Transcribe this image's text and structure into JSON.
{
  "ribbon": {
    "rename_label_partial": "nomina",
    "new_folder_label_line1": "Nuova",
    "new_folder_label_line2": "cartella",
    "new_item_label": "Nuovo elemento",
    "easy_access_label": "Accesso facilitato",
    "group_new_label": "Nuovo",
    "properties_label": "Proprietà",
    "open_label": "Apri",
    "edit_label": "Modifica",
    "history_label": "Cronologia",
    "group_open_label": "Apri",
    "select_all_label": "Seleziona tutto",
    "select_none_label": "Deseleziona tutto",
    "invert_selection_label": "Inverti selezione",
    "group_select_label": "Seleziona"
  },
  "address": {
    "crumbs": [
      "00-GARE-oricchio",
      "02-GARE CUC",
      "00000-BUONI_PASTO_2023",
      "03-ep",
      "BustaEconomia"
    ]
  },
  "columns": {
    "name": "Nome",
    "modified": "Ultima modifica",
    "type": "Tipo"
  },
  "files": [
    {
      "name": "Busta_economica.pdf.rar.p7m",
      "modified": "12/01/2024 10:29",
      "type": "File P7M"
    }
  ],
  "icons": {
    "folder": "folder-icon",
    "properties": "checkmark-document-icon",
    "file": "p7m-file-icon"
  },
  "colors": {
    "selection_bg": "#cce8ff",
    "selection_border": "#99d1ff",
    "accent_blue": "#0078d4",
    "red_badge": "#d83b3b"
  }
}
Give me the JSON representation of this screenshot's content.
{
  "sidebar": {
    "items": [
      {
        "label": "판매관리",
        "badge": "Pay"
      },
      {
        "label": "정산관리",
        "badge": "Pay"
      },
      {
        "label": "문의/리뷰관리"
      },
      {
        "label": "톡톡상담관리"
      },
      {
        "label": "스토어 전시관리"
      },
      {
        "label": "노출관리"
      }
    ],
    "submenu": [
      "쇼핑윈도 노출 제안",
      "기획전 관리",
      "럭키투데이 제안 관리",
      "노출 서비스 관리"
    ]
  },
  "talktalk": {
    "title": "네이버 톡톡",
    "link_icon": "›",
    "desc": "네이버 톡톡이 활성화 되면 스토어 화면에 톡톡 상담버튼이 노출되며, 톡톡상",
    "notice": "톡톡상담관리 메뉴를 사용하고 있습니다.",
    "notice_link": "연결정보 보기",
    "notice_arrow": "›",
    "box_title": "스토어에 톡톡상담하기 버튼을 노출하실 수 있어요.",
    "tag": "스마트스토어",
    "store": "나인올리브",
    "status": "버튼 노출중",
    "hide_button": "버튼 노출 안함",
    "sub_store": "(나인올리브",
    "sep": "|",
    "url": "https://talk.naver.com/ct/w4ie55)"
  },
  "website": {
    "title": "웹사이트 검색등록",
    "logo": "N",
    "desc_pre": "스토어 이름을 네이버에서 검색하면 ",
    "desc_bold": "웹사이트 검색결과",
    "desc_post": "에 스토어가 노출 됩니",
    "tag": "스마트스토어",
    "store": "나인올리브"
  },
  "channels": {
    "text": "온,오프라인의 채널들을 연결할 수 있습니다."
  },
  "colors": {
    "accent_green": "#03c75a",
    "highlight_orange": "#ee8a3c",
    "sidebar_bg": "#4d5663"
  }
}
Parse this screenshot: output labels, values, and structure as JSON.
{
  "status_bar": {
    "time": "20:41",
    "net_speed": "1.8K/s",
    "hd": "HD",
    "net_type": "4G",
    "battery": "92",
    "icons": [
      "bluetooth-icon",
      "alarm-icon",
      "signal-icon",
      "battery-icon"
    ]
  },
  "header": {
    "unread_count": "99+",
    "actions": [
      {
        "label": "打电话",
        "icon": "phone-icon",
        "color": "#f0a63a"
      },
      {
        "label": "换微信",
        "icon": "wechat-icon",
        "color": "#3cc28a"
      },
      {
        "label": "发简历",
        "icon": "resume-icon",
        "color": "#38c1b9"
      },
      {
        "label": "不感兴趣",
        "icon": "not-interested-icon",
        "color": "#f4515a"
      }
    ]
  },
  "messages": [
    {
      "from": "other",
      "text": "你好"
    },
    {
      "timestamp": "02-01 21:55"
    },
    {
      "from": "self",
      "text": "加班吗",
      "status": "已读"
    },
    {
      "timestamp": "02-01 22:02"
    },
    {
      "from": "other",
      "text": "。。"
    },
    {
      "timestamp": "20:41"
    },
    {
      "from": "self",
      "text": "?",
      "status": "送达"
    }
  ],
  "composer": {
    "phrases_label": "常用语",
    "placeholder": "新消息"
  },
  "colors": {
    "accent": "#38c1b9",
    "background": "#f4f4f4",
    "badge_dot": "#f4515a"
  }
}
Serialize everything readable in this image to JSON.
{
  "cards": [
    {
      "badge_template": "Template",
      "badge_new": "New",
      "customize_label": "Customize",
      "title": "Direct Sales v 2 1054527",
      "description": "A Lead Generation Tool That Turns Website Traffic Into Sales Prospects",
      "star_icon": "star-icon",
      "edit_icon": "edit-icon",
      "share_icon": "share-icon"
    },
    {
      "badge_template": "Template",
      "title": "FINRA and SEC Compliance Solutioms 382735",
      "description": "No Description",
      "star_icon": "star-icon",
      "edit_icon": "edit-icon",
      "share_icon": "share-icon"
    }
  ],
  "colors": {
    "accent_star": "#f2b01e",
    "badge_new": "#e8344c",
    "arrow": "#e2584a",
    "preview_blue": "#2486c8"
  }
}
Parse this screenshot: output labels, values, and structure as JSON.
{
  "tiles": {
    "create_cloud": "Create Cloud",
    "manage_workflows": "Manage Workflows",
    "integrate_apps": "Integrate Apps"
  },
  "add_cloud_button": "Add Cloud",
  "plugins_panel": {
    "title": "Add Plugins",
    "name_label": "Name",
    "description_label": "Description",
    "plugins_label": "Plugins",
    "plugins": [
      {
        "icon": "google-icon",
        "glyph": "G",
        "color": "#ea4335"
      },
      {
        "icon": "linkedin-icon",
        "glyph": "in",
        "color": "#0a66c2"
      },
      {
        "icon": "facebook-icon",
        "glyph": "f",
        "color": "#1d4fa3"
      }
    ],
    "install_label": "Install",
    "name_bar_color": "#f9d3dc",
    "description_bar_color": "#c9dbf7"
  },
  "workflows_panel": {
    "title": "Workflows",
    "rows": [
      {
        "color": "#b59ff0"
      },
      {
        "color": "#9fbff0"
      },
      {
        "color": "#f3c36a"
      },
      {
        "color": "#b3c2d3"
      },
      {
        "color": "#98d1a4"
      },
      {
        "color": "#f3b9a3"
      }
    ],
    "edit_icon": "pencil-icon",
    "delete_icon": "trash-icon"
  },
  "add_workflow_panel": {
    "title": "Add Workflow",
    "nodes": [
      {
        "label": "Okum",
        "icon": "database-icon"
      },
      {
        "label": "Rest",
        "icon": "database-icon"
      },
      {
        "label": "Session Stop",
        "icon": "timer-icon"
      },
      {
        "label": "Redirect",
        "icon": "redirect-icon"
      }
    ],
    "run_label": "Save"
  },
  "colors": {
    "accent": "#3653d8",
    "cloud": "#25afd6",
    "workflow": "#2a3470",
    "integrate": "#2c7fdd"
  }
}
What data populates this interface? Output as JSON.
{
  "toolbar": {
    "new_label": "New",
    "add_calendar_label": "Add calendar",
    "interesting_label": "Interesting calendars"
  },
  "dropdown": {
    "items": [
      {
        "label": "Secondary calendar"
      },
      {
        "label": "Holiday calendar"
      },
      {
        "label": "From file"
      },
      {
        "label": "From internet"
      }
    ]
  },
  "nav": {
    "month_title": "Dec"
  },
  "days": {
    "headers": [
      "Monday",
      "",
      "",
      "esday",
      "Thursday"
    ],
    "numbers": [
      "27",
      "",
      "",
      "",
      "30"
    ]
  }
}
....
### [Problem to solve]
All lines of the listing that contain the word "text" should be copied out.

### [Answer]
Transcribe this image's text and structure into JSON.
    "text": "온,오프라인의 채널들을 연결할 수 있습니다."
      "text": "你好"
      "text": "加班吗",
      "text": "。。"
      "text": "?",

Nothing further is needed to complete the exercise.